There are other animals that when provoked or rattled can react dangerously. Always stay clear of cows with calves and horses with foals, especially with dogs. Young animals can behave boisterously so I would advise not to enter a field with kids and/ or dogs if the livestock is showing a lot of interest in you. If you hadn't noticed them and suddenly find yourself cornered, release your dog if not already, try to stay calm, stand squarely and face them. Then walk quietly towards the nearest exit. The Countryside Codes states 'It’s always good practice (and a legal requirement on ‘open access’ land) to keep your dog on a lead around farm animals and horses... However, if cattle or horses chase you and your dog, it is safer to let your dog off the lead – don’t risk getting hurt by trying to protect it. Your dog will be much safer if you let it run away from a farm animal in these circumstances and so will you.'
Road safety. Please walk on the right, facing the oncoming traffic. That way if they don't see you, you will still see them and have a chance to get out of the way. The only exception I have is around a blind bend when I will walk on the outside of the bend keeping a listen out for traffic behind me. When visibility is limited in any way I wear a neon tabard.
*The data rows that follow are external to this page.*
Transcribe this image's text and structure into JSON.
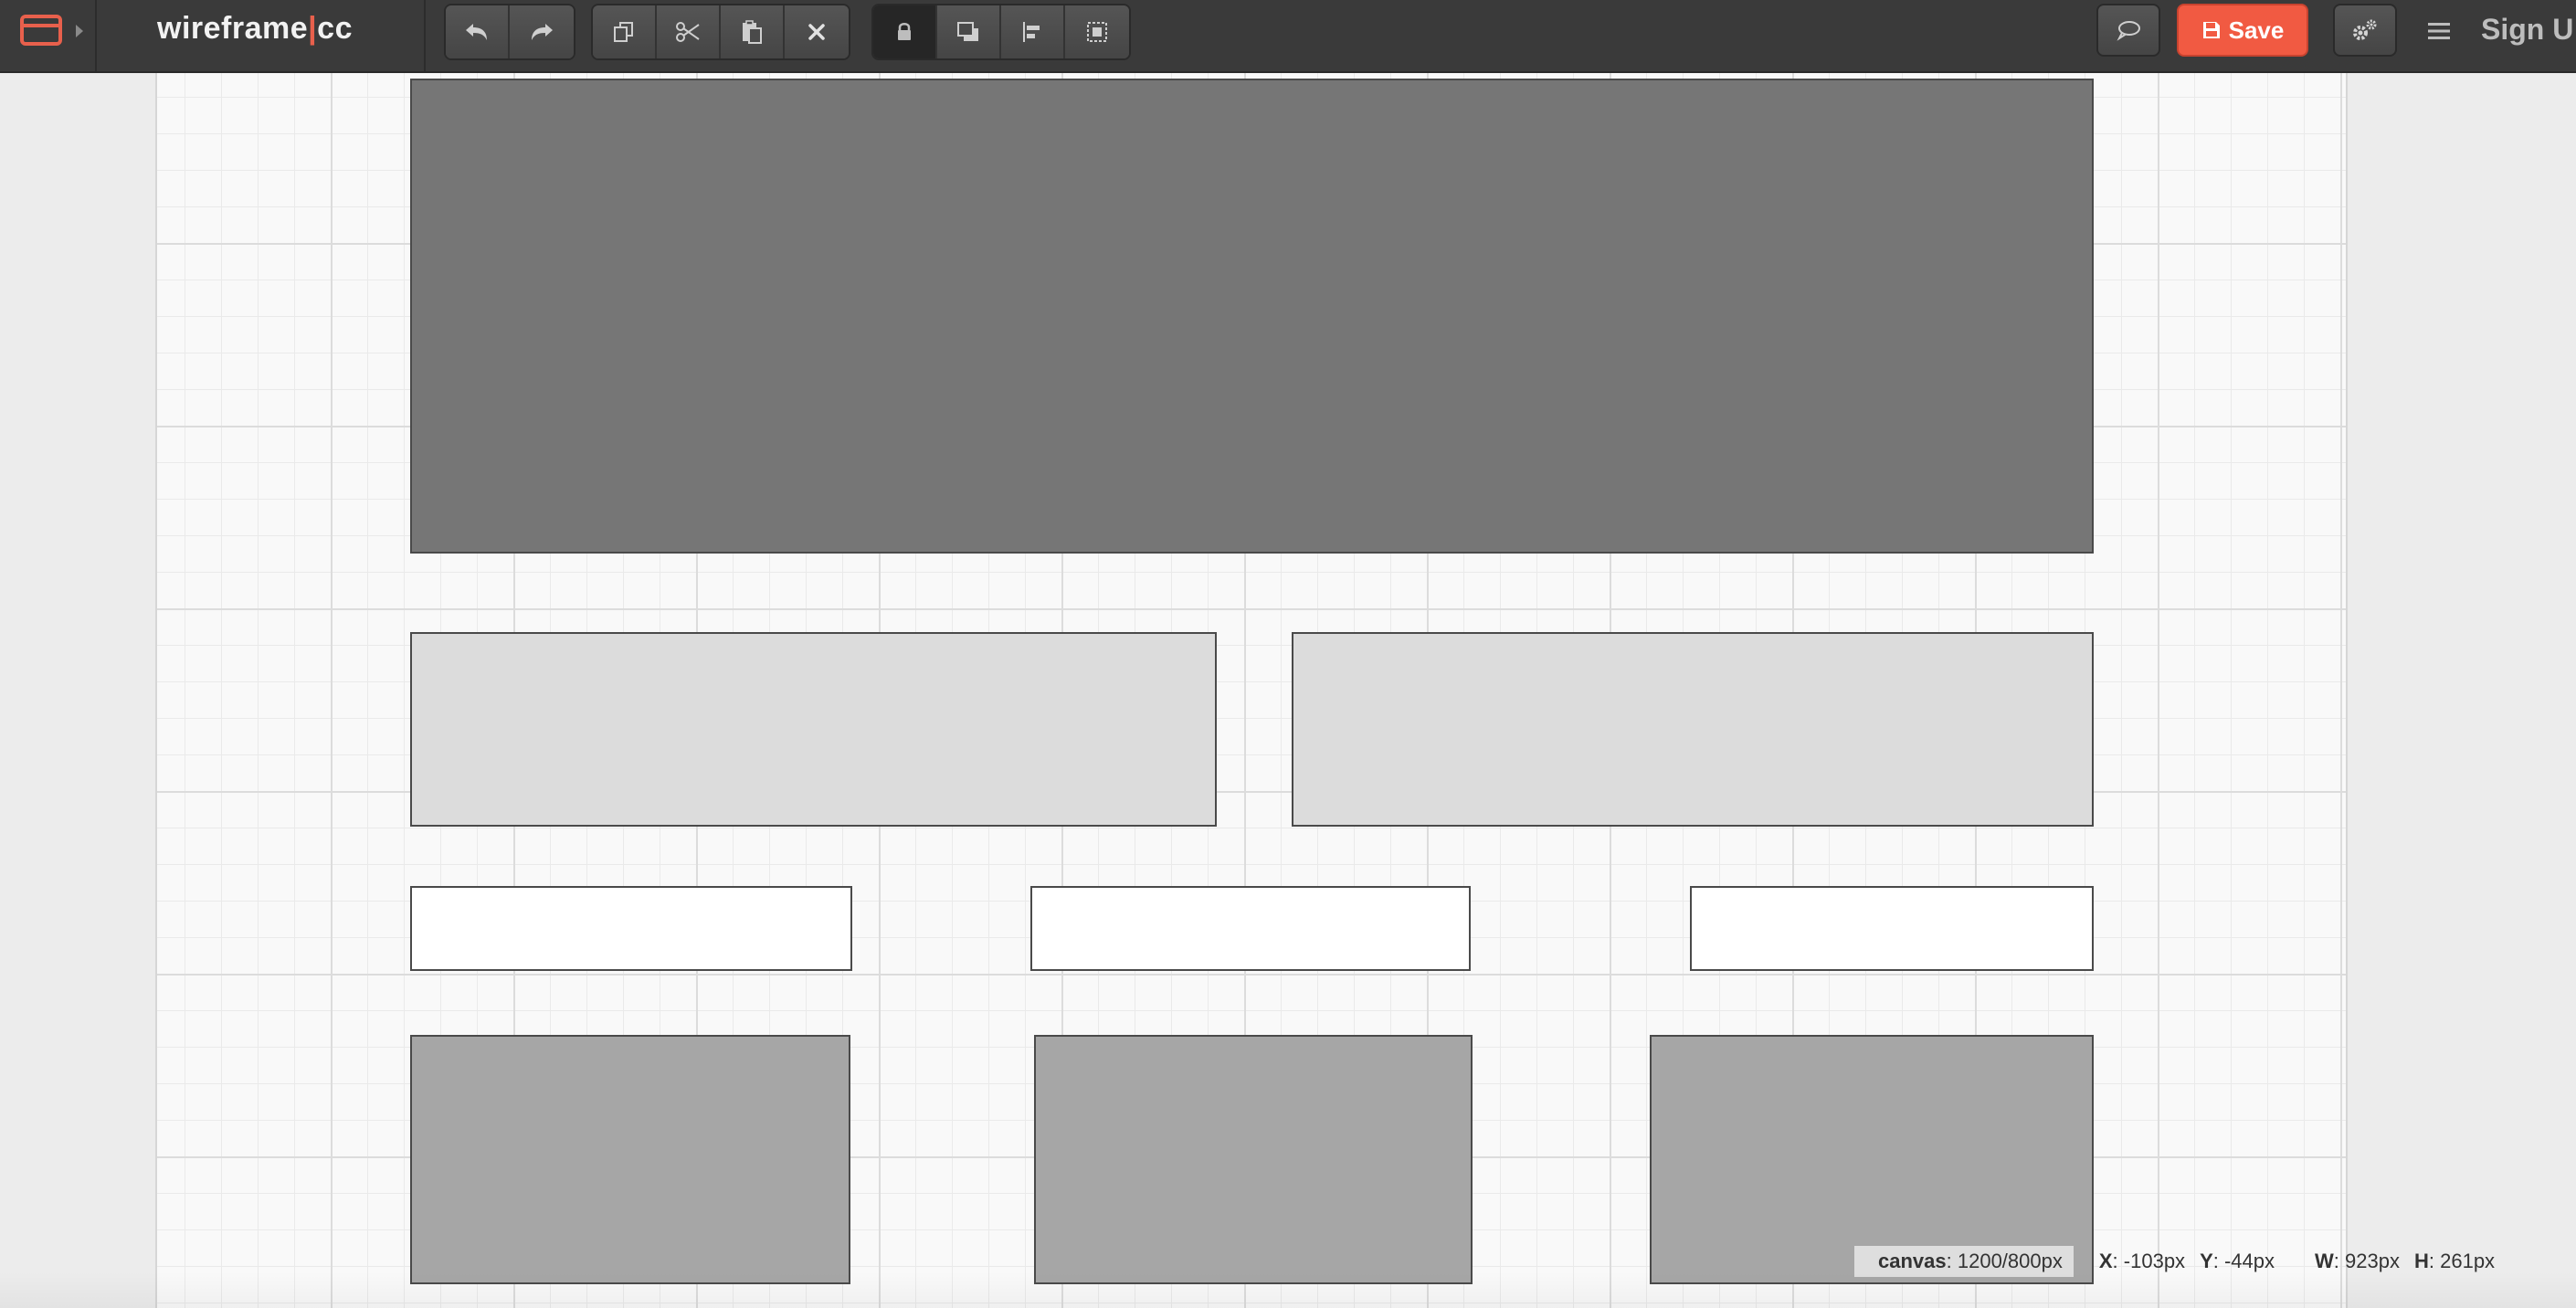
{
  "header": {
    "logo_left": "wireframe",
    "logo_sep": "|",
    "logo_right": "cc",
    "save_label": "Save",
    "signup_label": "Sign U"
  },
  "toolbar": {
    "history": [
      {
        "icon": "undo-icon"
      },
      {
        "icon": "redo-icon"
      }
    ],
    "clipboard": [
      {
        "icon": "copy-icon"
      },
      {
        "icon": "cut-icon"
      },
      {
        "icon": "paste-icon"
      },
      {
        "icon": "delete-icon"
      }
    ],
    "arrange": [
      {
        "icon": "lock-icon"
      },
      {
        "icon": "bring-front-icon"
      },
      {
        "icon": "align-left-icon"
      },
      {
        "icon": "group-icon"
      }
    ],
    "right": [
      {
        "icon": "comment-icon"
      },
      {
        "icon": "settings-icon"
      },
      {
        "icon": "hamburger-menu-icon"
      }
    ]
  },
  "colors": {
    "accent": "#f15a42",
    "toolbar_bg": "#3a3a3a",
    "hero_fill": "#767676",
    "light_fill": "#dcdcdc",
    "mid_fill": "#a6a6a6"
  },
  "status": {
    "canvas_label": "canvas",
    "canvas_value": "1200/800px",
    "x_label": "X",
    "x_value": "-103px",
    "y_label": "Y",
    "y_value": "-44px",
    "w_label": "W",
    "w_value": "923px",
    "h_label": "H",
    "h_value": "261px"
  }
}
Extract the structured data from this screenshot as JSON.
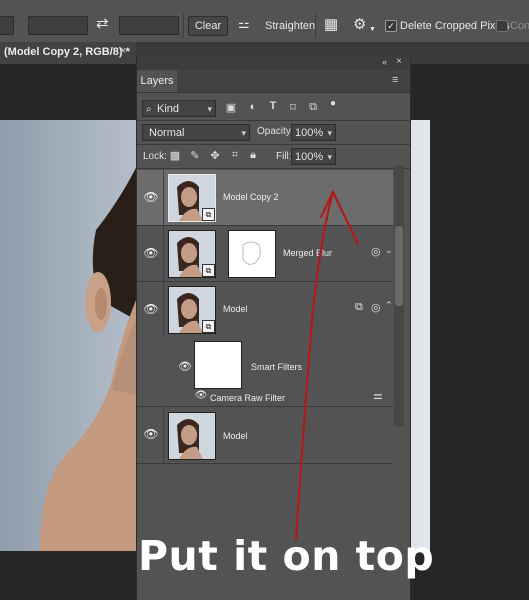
{
  "options_bar": {
    "clear_label": "Clear",
    "straighten_label": "Straighten",
    "delete_cropped_label": "Delete Cropped Pixels",
    "delete_cropped_checked": true,
    "content_aware_label": "Conte",
    "icons": [
      "swap-icon",
      "level-icon",
      "grid-overlay-icon",
      "gear-icon"
    ]
  },
  "document_tab": {
    "title": "(Model Copy 2, RGB/8) *",
    "close_glyph": "×"
  },
  "layers_panel": {
    "tab_label": "Layers",
    "filter": {
      "label": "Kind",
      "icons": [
        "image-filter-icon",
        "adjustment-filter-icon",
        "type-filter-icon",
        "shape-filter-icon",
        "smartobject-filter-icon",
        "filter-toggle-icon"
      ]
    },
    "blend_mode": "Normal",
    "opacity_label": "Opacity:",
    "opacity_value": "100%",
    "lock_label": "Lock:",
    "lock_icons": [
      "lock-transparent-icon",
      "lock-image-icon",
      "lock-position-icon",
      "lock-artboard-icon",
      "lock-all-icon"
    ],
    "fill_label": "Fill:",
    "fill_value": "100%",
    "layers": [
      {
        "name": "Model Copy 2",
        "selected": true,
        "visible": true,
        "smart_object": true
      },
      {
        "name": "Merged Blur",
        "selected": false,
        "visible": true,
        "smart_object": true,
        "has_mask": true
      },
      {
        "name": "Model",
        "selected": false,
        "visible": true,
        "smart_object": true,
        "expanded": true
      },
      {
        "name": "Model",
        "selected": false,
        "visible": true,
        "smart_object": false
      }
    ],
    "smart_filters_label": "Smart Filters",
    "camera_raw_label": "Camera Raw Filter"
  },
  "annotation": {
    "text": "Put it on top",
    "arrow_color": "#b11a1a"
  }
}
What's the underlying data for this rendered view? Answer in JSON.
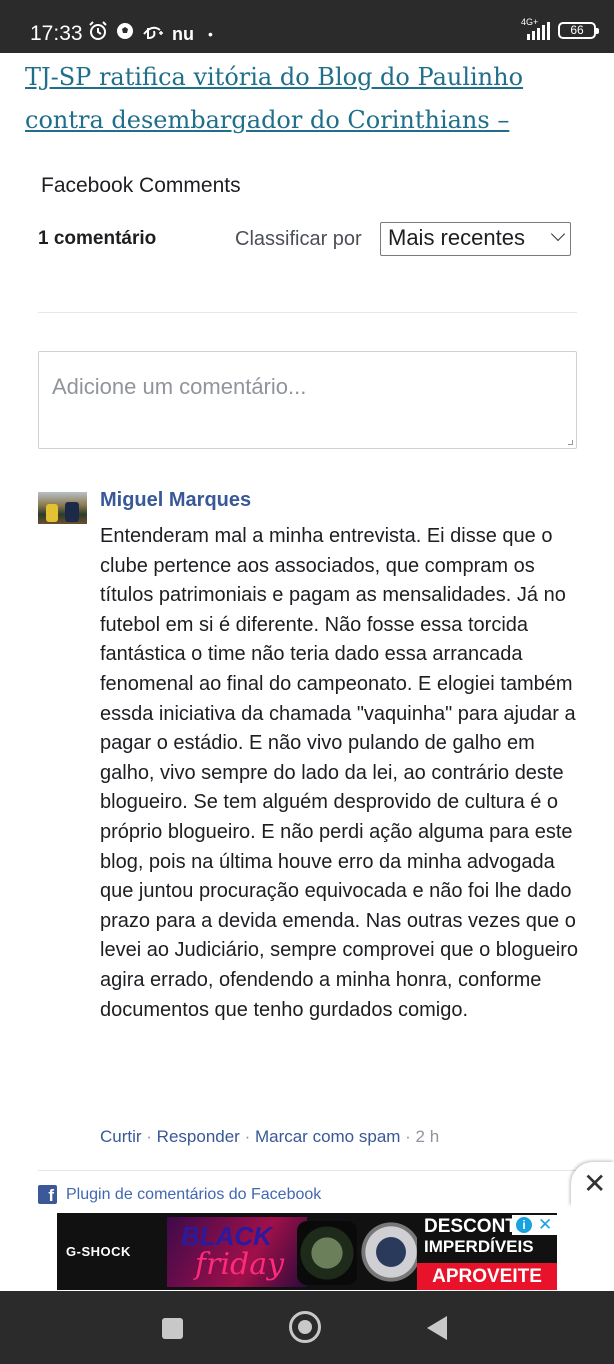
{
  "status_bar": {
    "time": "17:33",
    "network": "4G+",
    "battery": "66",
    "app_icons": [
      "alarm-icon",
      "soccer-ball-icon",
      "disney-plus-icon",
      "nubank-icon"
    ],
    "nu_text": "nu",
    "dot": "•"
  },
  "article": {
    "link_text": "TJ-SP ratifica vitória do Blog do Paulinho contra desembargador do Corinthians –"
  },
  "facebook": {
    "title": "Facebook Comments",
    "comment_count": "1 comentário",
    "sort_label": "Classificar por",
    "sort_value": "Mais recentes",
    "comment_placeholder": "Adicione um comentário...",
    "plugin_label": "Plugin de comentários do Facebook"
  },
  "comment": {
    "author": "Miguel Marques",
    "text": "Entenderam mal a minha entrevista. Ei disse que o clube pertence aos associados, que compram os títulos patrimoniais e pagam as mensalidades. Já no futebol em si é diferente. Não fosse essa torcida fantástica o time não teria dado essa arrancada fenomenal ao final do campeonato. E elogiei também essda iniciativa da chamada \"vaquinha\" para ajudar a pagar o estádio. E não vivo pulando de galho em galho, vivo sempre do lado da lei, ao contrário deste blogueiro. Se tem alguém desprovido de cultura é o próprio blogueiro. E não perdi ação alguma para este blog, pois na última houve erro da minha advogada que juntou procuração equivocada e não foi lhe dado prazo para a devida emenda. Nas outras vezes que o levei ao Judiciário, sempre comprovei que o blogueiro agira errado, ofendendo a minha honra, conforme documentos que tenho gurdados comigo.",
    "like": "Curtir",
    "reply": "Responder",
    "spam": "Marcar como spam",
    "separator": " · ",
    "time": "2 h"
  },
  "ad": {
    "brand": "G-SHOCK",
    "black": "BLACK",
    "friday": "friday",
    "desc_line1": "DESCONTOS",
    "desc_line2": "IMPERDÍVEIS",
    "cta": "APROVEITE",
    "info_icon": "i",
    "close_icon": "✕"
  },
  "close_button": "✕",
  "colors": {
    "link": "#1f6f8b",
    "fb_blue": "#385898",
    "status_bar": "#2b2b2b"
  }
}
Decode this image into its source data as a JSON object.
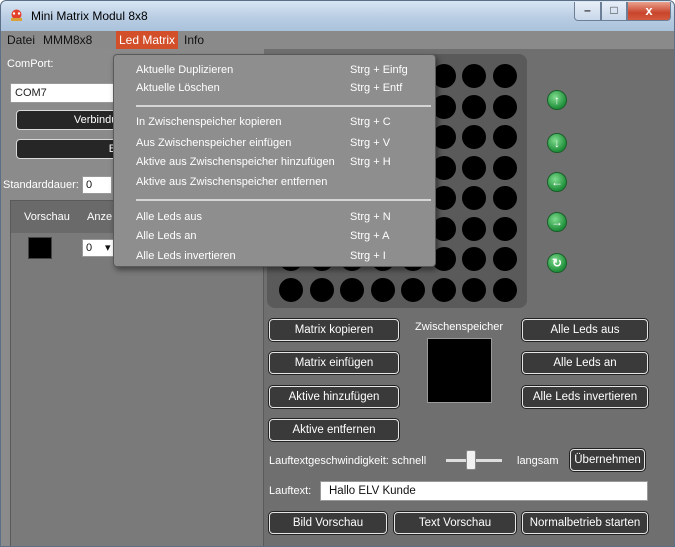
{
  "window": {
    "title": "Mini Matrix Modul 8x8",
    "controls": {
      "minimize": "–",
      "maximize": "□",
      "close": "x"
    }
  },
  "menubar": {
    "items": [
      "Datei",
      "MMM8x8",
      "Led Matrix",
      "Info"
    ],
    "active": "Led Matrix"
  },
  "left_panel": {
    "comport_label": "ComPort:",
    "comport_value": "COM7",
    "connect_button": "Verbindur",
    "image_button": "Bil",
    "default_duration_label": "Standarddauer:",
    "default_duration_value": "0",
    "preview_header": "Vorschau",
    "count_header": "Anze",
    "count_value": "0"
  },
  "menu_led_matrix": {
    "groups": [
      [
        {
          "label": "Aktuelle Duplizieren",
          "shortcut": "Strg + Einfg"
        },
        {
          "label": "Aktuelle Löschen",
          "shortcut": "Strg + Entf"
        }
      ],
      [
        {
          "label": "In Zwischenspeicher kopieren",
          "shortcut": "Strg + C"
        },
        {
          "label": "Aus Zwischenspeicher einfügen",
          "shortcut": "Strg + V"
        },
        {
          "label": "Aktive aus Zwischenspeicher hinzufügen",
          "shortcut": "Strg + H"
        },
        {
          "label": "Aktive aus Zwischenspeicher entfernen",
          "shortcut": ""
        }
      ],
      [
        {
          "label": "Alle Leds aus",
          "shortcut": "Strg + N"
        },
        {
          "label": "Alle Leds an",
          "shortcut": "Strg + A"
        },
        {
          "label": "Alle Leds invertieren",
          "shortcut": "Strg + I"
        }
      ]
    ]
  },
  "matrix": {
    "rows": 8,
    "cols": 8,
    "led_color": "#000000"
  },
  "arrows": [
    "arrow-up-icon",
    "arrow-down-icon",
    "arrow-left-icon",
    "arrow-right-icon",
    "rotate-icon"
  ],
  "buttons": {
    "matrix_copy": "Matrix kopieren",
    "matrix_paste": "Matrix einfügen",
    "active_add": "Aktive hinzufügen",
    "active_remove": "Aktive entfernen",
    "clipboard_label": "Zwischenspeicher",
    "all_off": "Alle Leds aus",
    "all_on": "Alle Leds an",
    "all_invert": "Alle Leds invertieren"
  },
  "scroll_speed": {
    "label": "Lauftextgeschwindigkeit: schnell",
    "slow_label": "langsam",
    "apply_button": "Übernehmen",
    "level": 0.45
  },
  "scroll_text": {
    "label": "Lauftext:",
    "value": "Hallo ELV Kunde"
  },
  "bottom_buttons": {
    "image_preview": "Bild Vorschau",
    "text_preview": "Text Vorschau",
    "normal_mode": "Normalbetrieb starten"
  },
  "colors": {
    "accent": "#d24f2a",
    "arrow_green": "#2a9a45",
    "panel": "#6f6f6f"
  }
}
It may not be the height of fashion but I'd rather be safe.
You are responsible for your own health and safety. Please take care and enjoy your walk!